I’ve never believed that a masterpiece is written in the first draft but at the same time that doesn’t meant it can’t be found if you look deep enough.
I’ve always said that the first draft is a road trip between the writer and the characters. I’ve always imagined a nice roomy mini-van complete with cooler and snacks. Everyone exchanging ideas and laughing at the mistakes.
Most important: A bond is created.
The first draft has more to do with the characters showing the writer their ways. I’ve learned that the characters we create were never actually created, they were simply waiting for their story to be told.
I’ve also learned that their patience is far better than ours. They are set in their ways and it is up to us to figure them out. But that only happens by way of their patience and understanding.
By the time the first draft is complete a connection is made. The magic of storytelling blossoms in that first draft. That’s why it bothered me so when the writer agreed to delete hers.
The earliest version of my novel, Dempsey’s Grill, was more of a novella than a novel. It came out to roughly 30,000 words but the idea was there. A tiny vision of who these characters would later be.

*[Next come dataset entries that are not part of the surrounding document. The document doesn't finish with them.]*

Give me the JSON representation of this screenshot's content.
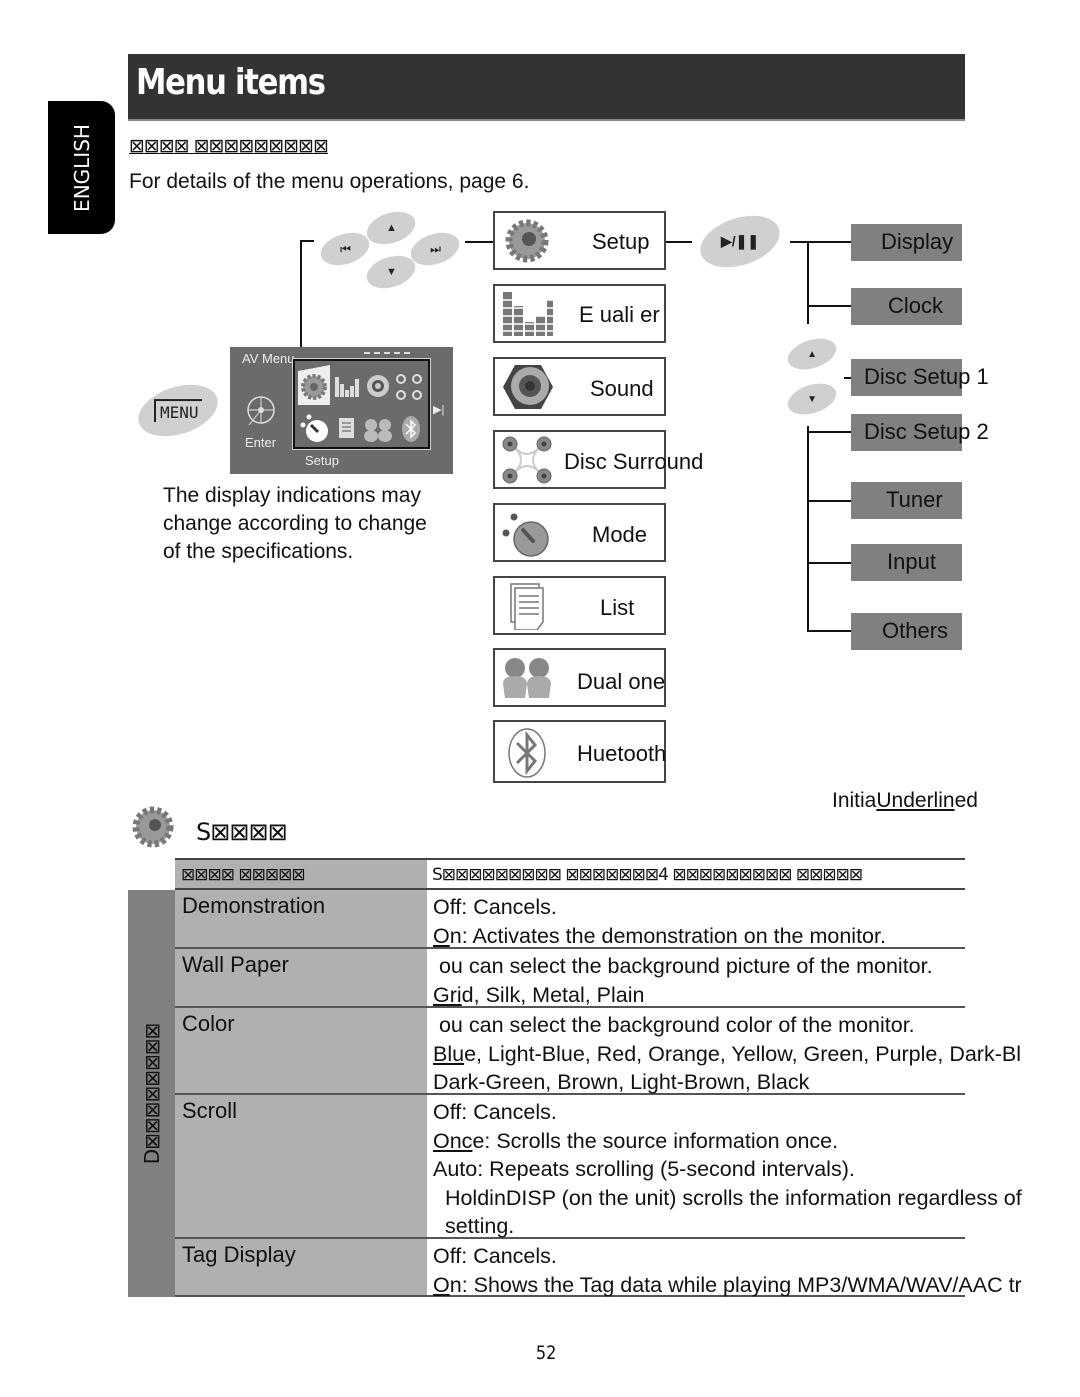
{
  "header": {
    "title": "Menu items",
    "language_tab": "ENGLISH"
  },
  "section": {
    "subheading": "⊠⊠⊠⊠ ⊠⊠⊠⊠⊠⊠⊠⊠⊠",
    "intro": "For details of the menu operations,   page 6."
  },
  "diagram": {
    "buttons": {
      "menu": "MENU",
      "prev": "⏮",
      "next": "⏭",
      "up": "▲",
      "down": "▼",
      "play_pause": "▶/❚❚"
    },
    "av_screen": {
      "title": "AV Menu",
      "enter": "Enter",
      "selected": "Setup"
    },
    "note": [
      "The display indications may",
      "change according to change",
      "of the specifications."
    ],
    "main_menu": [
      {
        "label": "Setup",
        "icon": "gear-icon"
      },
      {
        "label": "E uali er",
        "icon": "equalizer-icon"
      },
      {
        "label": "Sound",
        "icon": "speaker-icon"
      },
      {
        "label": "Disc Surround",
        "icon": "surround-icon"
      },
      {
        "label": "Mode",
        "icon": "mode-dial-icon"
      },
      {
        "label": "List",
        "icon": "list-icon"
      },
      {
        "label": "Dual  one",
        "icon": "dual-zone-icon"
      },
      {
        "label": "Huetooth",
        "icon": "bluetooth-icon"
      }
    ],
    "sub_menu": [
      "Display",
      "Clock",
      "Disc Setup 1",
      "Disc Setup 2",
      "Tuner",
      "Input",
      "Others"
    ]
  },
  "initial_note": {
    "prefix": "Initia",
    "underlined": "Underlin",
    "suffix": "ed"
  },
  "setup_section": {
    "heading": "S⊠⊠⊠⊠"
  },
  "table": {
    "header_item": "⊠⊠⊠⊠ ⊠⊠⊠⊠⊠",
    "header_setting": "S⊠⊠⊠⊠⊠⊠⊠⊠⊠ ⊠⊠⊠⊠⊠⊠⊠4 ⊠⊠⊠⊠⊠⊠⊠⊠⊠ ⊠⊠⊠⊠⊠",
    "group_label": "D⊠⊠⊠⊠⊠⊠⊠⊠",
    "rows": [
      {
        "name": "Demonstration",
        "lines": [
          {
            "u": "",
            "t": "Off: Cancels."
          },
          {
            "u": "O",
            "t": "n: Activates the demonstration on the monitor."
          }
        ]
      },
      {
        "name": "Wall Paper",
        "lines": [
          {
            "u": "",
            "t": " ou can select the background picture of the monitor."
          },
          {
            "u": "Gri",
            "t": "d, Silk, Metal, Plain"
          }
        ]
      },
      {
        "name": "Color",
        "lines": [
          {
            "u": "",
            "t": " ou can select the background color of the monitor."
          },
          {
            "u": "Blu",
            "t": "e, Light-Blue, Red, Orange, Yellow, Green, Purple, Dark-Bl"
          },
          {
            "u": "",
            "t": "Dark-Green, Brown, Light-Brown, Black"
          }
        ]
      },
      {
        "name": "Scroll",
        "lines": [
          {
            "u": "",
            "t": "Off: Cancels."
          },
          {
            "u": "Onc",
            "t": "e: Scrolls the source information once."
          },
          {
            "u": "",
            "t": "Auto: Repeats scrolling (5-second intervals)."
          },
          {
            "u": "",
            "t": "  HoldinDISP (on the unit) scrolls the information regardless of"
          },
          {
            "u": "",
            "t": "  setting."
          }
        ]
      },
      {
        "name": "Tag Display",
        "lines": [
          {
            "u": "",
            "t": "Off: Cancels."
          },
          {
            "u": "O",
            "t": "n: Shows the Tag data while playing MP3/WMA/WAV/AAC tr"
          }
        ]
      }
    ]
  },
  "footer": {
    "page_number": "52"
  }
}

I can still remember my curiosity growing and before I knew it I had a 110,000 word epic on my hands. Was it ready to be read by a publisher or agent? No way. But the foundation was set and I was able to build.
Which brings me back to the beginning: Why delete your first draft?
I always wanted Dempsey’s Grill to be funny, warm and real. True, the first draft was a tad on the wordy side but the characters and their story was exactly what I had hoped for.
As with any first draft I added way to many subplots and a handful of unrealistic situations but that didn’t matter. The characters were growing and so was I. But most of all I was understanding who they were.
Flat Tires and Dusty Roads
In the end the first draft is all about a crazy road trip. It’s a flat tire with no spare in the middle of Nebraska. It’s a dusty road in the middle of Australia minus a map.
But somehow it works and we all survive and that’s how a story is told.
You’re going to hear a lot of opinions on how to handle your first draft but if you ask me I’d say it’s the beginning of a beautiful friendship.